Is it true you are selling flour to a biscuit factory?
Yes. Now … look outside – do you see that water tap? There must be water for washing hands and lots of cleaning equipment. And of course toilets should be available. The toilet must face away from the processing centre; my workers wash their hands before entering the building.
This is all very impressive.
Thank you. Now where are your cassava chips? (PAUSE) These are good. You were lucky the sun was so hot today. Ideally, it’s better if you get a chipping machine or grater. Then the chips will be small enough and dry very fast.
What if I have my own cassava? Can I come to process it here?
Yes, we will charge you some money for processing services. To use our machines. (JOKES) Kumdidimo, I think your wife is convinced and ready for processing. You will have to make an agreement with her!
44. KUMDIDIMO & MESOZI:
(THEY BURST INTO LAUGHTER) … We are not a couple, just friends!
(LAUGHING) You might be able to fool some people, but I am a good judge of people. I can tell that you are man and wife just by looking at you. Look at the love in your eyes …
(AFTER A PAUSE, QUIETLY) Ok, you are right. But you must promise not to tell … our marriage is still secret.
KUMDIDIMO AND MESOZI HAVE BEEN CHALLENGED AND INSPIRED BY VISITING THE PROCESSING FACTORY. KUMDIDIMO WOULD LIKE TO BRING HIS CASSAVA TO BE PROCESSED HERE.WE THINK THAT KUMDIDIMO’S WIFE WILL AGREE! THEY WILL PROCESS THEIR CASSAVA AND MAKE A BETTER INCOME. I HOPE YOU HAVE ENJOYED THIS DRAMA.
END OF DRAMA
This program has been produced by the Enhancing adoption of Harmonized Standards for Roots and Tubers in East and Central Africa project whose goal is to improve the livelihoods of smallholder farmers through commercialization and increased regional trade of roots and tubers in East and Central Africa.
The project was funded by USAID through the Association for Strengthening Agricultural Research in Eastern and Central Africa, or ASARECA.
The project partners are the International Institute of Tropical Agriculture or IITA, the Uganda National Bureau of Standards, the Rwanda Bureau of Standards, the Tanzania Bureau of Standards and the University of Nairobi.
For more information on harmonized standards for roots and tubers, please contact the Bureau of Standards in your country.
Contributed by: Esther Mwangabula, Media and Broadcasting Liaisons Office, Farm Radio International, Arusha, Tanzania.
Reviewed by: Dr. Abass Adebayo, value addition specialist, International Institute for Tropical Agriculture (IITA), and Dr. Gabriel Ndunguru, consultant to IITA.
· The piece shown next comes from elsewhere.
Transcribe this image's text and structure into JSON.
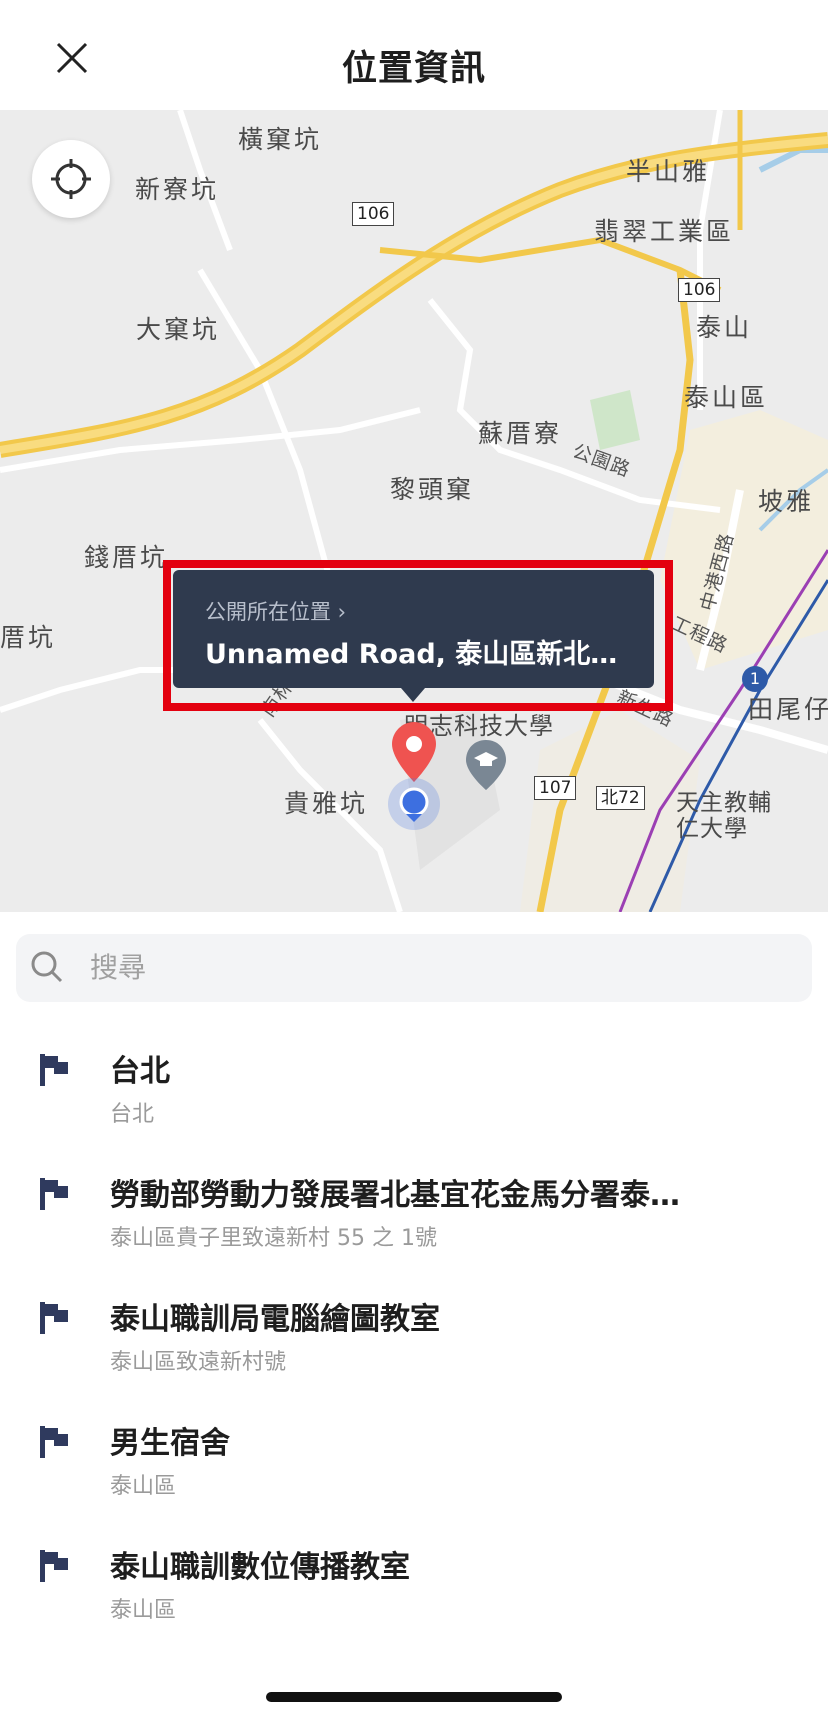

Project undertaken with the financial support of the Government of Canada through the Department of Foreign Affairs, Trade and Development (DFATD)
This script was written with the support of the Tanzanian office of the International Institute for Tropical Agriculture